Although remains of sauropods (one of the most diverse and widespread species of herbivorous dinosaurs, with more than 150 recognized species) have been found on all continental land masses, there have been none found in Antarctica. Now for the first time, the presence of large herbivorous dinosaurs in Antarctica has been discovered. The new specimen was discovered on James Ross Island by an Argentinian-led team of scientists.
The identification of the remains of this sauropod dinosaur suggests or confirms what we already believed, that advanced titanosaurs (plant-eating, sauropod dinosaurs) were widely distributed across the entire globe by the Late Cretaceous Period, which spanned 99.6 – 65.5 million years ago. Titanosaurs are believed to be the last significant group of sauropods before dinosaurs became extinct.
Dr. Cerda and his team reported the first discovery of a sauropod dinosaur, with a detailed description of an incomplete middle-tail vertebra. Due to the size and morphology as well as its ball and socket articulations, they have identified it as an advanced titanosaur, the most successful group of sauropod dinosaurs.

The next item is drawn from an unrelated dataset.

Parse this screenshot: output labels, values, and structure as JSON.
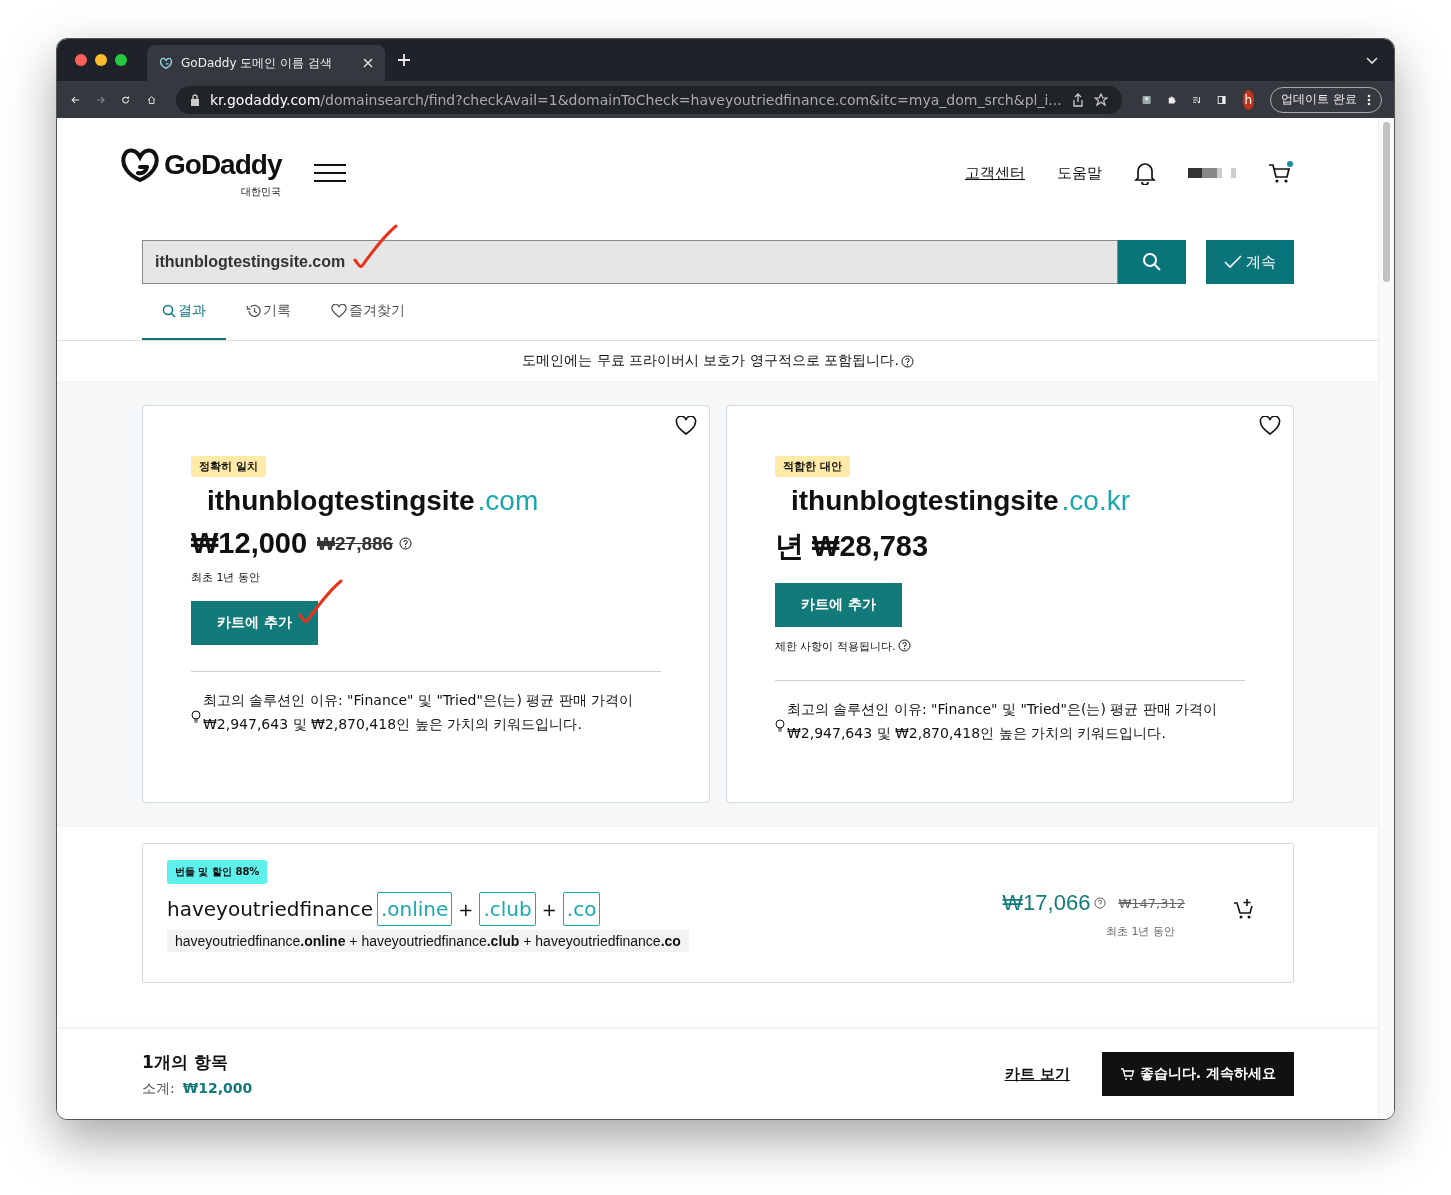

This find will help to extend our knowledge of dinosaurs from the Cretaceous Period.